"Because of the exchange, you need an awareness of China and a sensitive structure in place," Calhoun said. "With the large number of students this year, we’ll need a larger support network. My office’s job is to welcome the students and help them with the transition. Fortunately, Longwood students, faculty and staff have become interested in China. We’ve created some synergy for all kinds of activities. The China initiative provided an opportunity, and I went to people interested in China, both on campus and in the community, and asked them to become involved. I’ve just taken the initiative and given it legs. The sky’s the limit with the chapter."

The Central Virginia chapter also has presented programs that include China updates by Dr. William Dorrill, a member and former Longwood president who is a China expert, and, earlier this year, a Chinese New Year program and a lecture on Christianity in China by Dr. John Peale, a retired Longwood faculty member who has written a book on the subject.

The local chapter is a non-profit, tax-exempt 501 (c) (3) educational organization. It has 23 dues-paying members and a web site: longwood.edu/uscpfa.

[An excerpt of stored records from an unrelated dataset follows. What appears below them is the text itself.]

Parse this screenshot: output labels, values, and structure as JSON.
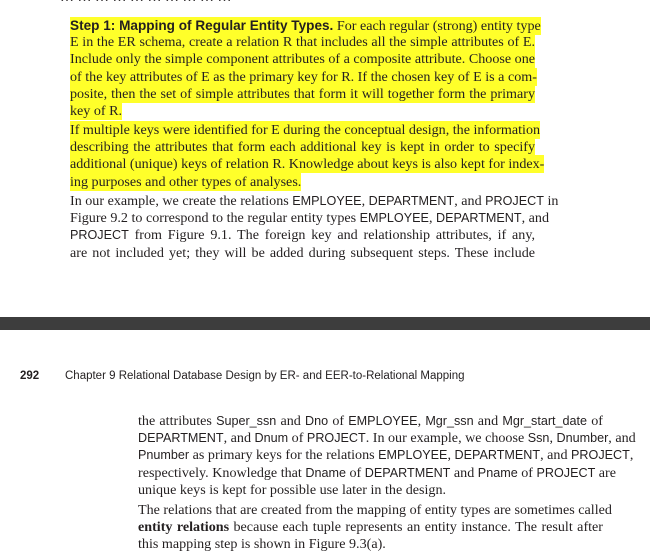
{
  "top_page": {
    "cut_text": "…   …           …   …   …   …   …   …  …          …",
    "step_heading": "Step 1: Mapping of Regular Entity Types.",
    "para1_lines": [
      " For each regular (strong) entity type",
      "E in the ER schema, create a relation R that includes all the simple attributes of E.",
      "Include only the simple component attributes of a composite attribute. Choose one",
      "of the key attributes of E as the primary key for R. If the chosen key of E is a com-",
      "posite, then the set of simple attributes that form it will together form the primary",
      "key of R."
    ],
    "para2_lines": [
      "If multiple keys were identified for E during the conceptual design, the information",
      "describing the attributes that form each additional key is kept in order to specify",
      "additional (unique) keys of relation R. Knowledge about keys is also kept for index-",
      "ing purposes and other types of analyses."
    ],
    "para3_lines": [
      [
        "In our example, we create the relations ",
        "EMPLOYEE",
        ", ",
        "DEPARTMENT",
        ", and ",
        "PROJECT",
        " in"
      ],
      [
        "Figure 9.2 to correspond to the regular entity types ",
        "EMPLOYEE",
        ", ",
        "DEPARTMENT",
        ", and"
      ],
      [
        "PROJECT",
        " from Figure 9.1. The foreign key and relationship attributes, if any,"
      ],
      [
        "are not included yet; they will be added during subsequent steps. These include"
      ]
    ]
  },
  "bottom_page": {
    "page_number": "292",
    "running_head": "Chapter 9  Relational Database Design by ER- and EER-to-Relational Mapping",
    "para1_lines": [
      [
        "the attributes ",
        "Super_ssn",
        " and ",
        "Dno",
        " of ",
        "EMPLOYEE",
        ", ",
        "Mgr_ssn",
        " and ",
        "Mgr_start_date",
        " of"
      ],
      [
        "DEPARTMENT",
        ", and ",
        "Dnum",
        " of ",
        "PROJECT",
        ". In our example, we choose ",
        "Ssn",
        ", ",
        "Dnumber",
        ", and"
      ],
      [
        "Pnumber",
        " as primary keys for the relations ",
        "EMPLOYEE",
        ", ",
        "DEPARTMENT",
        ", and ",
        "PROJECT",
        ","
      ],
      [
        "respectively. Knowledge that ",
        "Dname",
        " of ",
        "DEPARTMENT",
        " and ",
        "Pname",
        " of ",
        "PROJECT",
        " are"
      ],
      [
        "unique keys is kept for possible use later in the design."
      ]
    ],
    "para2_lines": [
      "The relations that are created from the mapping of entity types are sometimes called",
      "entity relations",
      " because each tuple represents an entity instance. The result after",
      "this mapping step is shown in Figure 9.3(a)."
    ]
  },
  "colors": {
    "highlight": "#ffff2a",
    "divider": "#3d3d3d",
    "text": "#231f20"
  }
}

Annual dues are $30, of which $18 goes to the local chapter and $12 to the national organization. Members are given a subscription to the USCPFA’s quarterly journal, US-China Review. To join or for more information, contact Lonnie Calhoun by phone, 395-2395, or email, calhounli@longwood.edu.

The US-China Peoples Friendship Association was founded as a national organization in 1974 – five years before the two countries officially established diplomatic relations – and has more than 50 chapters. It is financed by membership dues, individual donations, local fund-raising activities and tours to China.